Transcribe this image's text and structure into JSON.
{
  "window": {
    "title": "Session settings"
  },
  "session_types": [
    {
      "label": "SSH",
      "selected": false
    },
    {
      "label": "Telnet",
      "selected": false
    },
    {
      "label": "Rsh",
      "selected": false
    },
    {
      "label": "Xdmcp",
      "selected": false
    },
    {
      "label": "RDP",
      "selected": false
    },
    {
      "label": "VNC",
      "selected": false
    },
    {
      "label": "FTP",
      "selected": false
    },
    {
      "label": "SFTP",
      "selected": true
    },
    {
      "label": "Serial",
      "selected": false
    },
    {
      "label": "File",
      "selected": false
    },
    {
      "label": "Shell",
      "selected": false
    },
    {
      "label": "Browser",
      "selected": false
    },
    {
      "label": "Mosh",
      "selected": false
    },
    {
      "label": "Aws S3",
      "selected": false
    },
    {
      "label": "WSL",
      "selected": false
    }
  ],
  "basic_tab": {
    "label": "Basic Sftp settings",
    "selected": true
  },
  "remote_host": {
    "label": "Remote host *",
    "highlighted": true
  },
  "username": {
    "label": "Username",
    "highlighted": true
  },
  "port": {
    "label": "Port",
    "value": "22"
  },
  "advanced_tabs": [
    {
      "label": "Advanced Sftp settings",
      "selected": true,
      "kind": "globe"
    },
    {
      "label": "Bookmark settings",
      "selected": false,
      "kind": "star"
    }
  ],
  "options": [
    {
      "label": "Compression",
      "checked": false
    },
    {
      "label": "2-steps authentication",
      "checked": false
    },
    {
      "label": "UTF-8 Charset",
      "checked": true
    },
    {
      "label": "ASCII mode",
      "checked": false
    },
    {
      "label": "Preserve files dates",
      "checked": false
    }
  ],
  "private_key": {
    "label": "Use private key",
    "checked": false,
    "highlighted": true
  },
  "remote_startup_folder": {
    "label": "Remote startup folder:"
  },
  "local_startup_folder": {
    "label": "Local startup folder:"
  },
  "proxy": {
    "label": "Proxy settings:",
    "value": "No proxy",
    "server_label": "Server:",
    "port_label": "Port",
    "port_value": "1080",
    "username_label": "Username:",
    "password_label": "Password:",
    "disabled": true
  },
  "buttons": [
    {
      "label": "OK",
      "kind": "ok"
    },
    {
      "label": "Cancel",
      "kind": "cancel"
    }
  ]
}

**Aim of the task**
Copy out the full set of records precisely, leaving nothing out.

**Solution for this exercise**
Transcribe this image's text and structure into JSON.
{
  "window": {
    "title": "Session settings"
  },
  "session_types": [
    {
      "label": "SSH",
      "selected": false
    },
    {
      "label": "Telnet",
      "selected": false
    },
    {
      "label": "Rsh",
      "selected": false
    },
    {
      "label": "Xdmcp",
      "selected": false
    },
    {
      "label": "RDP",
      "selected": false
    },
    {
      "label": "VNC",
      "selected": false
    },
    {
      "label": "FTP",
      "selected": false
    },
    {
      "label": "SFTP",
      "selected": true
    },
    {
      "label": "Serial",
      "selected": false
    },
    {
      "label": "File",
      "selected": false
    },
    {
      "label": "Shell",
      "selected": false
    },
    {
      "label": "Browser",
      "selected": false
    },
    {
      "label": "Mosh",
      "selected": false
    },
    {
      "label": "Aws S3",
      "selected": false
    },
    {
      "label": "WSL",
      "selected": false
    }
  ],
  "basic_tab": {
    "label": "Basic Sftp settings",
    "selected": true
  },
  "remote_host": {
    "label": "Remote host *",
    "highlighted": true
  },
  "username": {
    "label": "Username",
    "highlighted": true
  },
  "port": {
    "label": "Port",
    "value": "22"
  },
  "advanced_tabs": [
    {
      "label": "Advanced Sftp settings",
      "selected": true,
      "kind": "globe"
    },
    {
      "label": "Bookmark settings",
      "selected": false,
      "kind": "star"
    }
  ],
  "options": [
    {
      "label": "Compression",
      "checked": false
    },
    {
      "label": "2-steps authentication",
      "checked": false
    },
    {
      "label": "UTF-8 Charset",
      "checked": true
    },
    {
      "label": "ASCII mode",
      "checked": false
    },
    {
      "label": "Preserve files dates",
      "checked": false
    }
  ],
  "private_key": {
    "label": "Use private key",
    "checked": false,
    "highlighted": true
  },
  "remote_startup_folder": {
    "label": "Remote startup folder:"
  },
  "local_startup_folder": {
    "label": "Local startup folder:"
  },
  "proxy": {
    "label": "Proxy settings:",
    "value": "No proxy",
    "server_label": "Server:",
    "port_label": "Port",
    "port_value": "1080",
    "username_label": "Username:",
    "password_label": "Password:",
    "disabled": true
  },
  "buttons": [
    {
      "label": "OK",
      "kind": "ok"
    },
    {
      "label": "Cancel",
      "kind": "cancel"
    }
  ]
}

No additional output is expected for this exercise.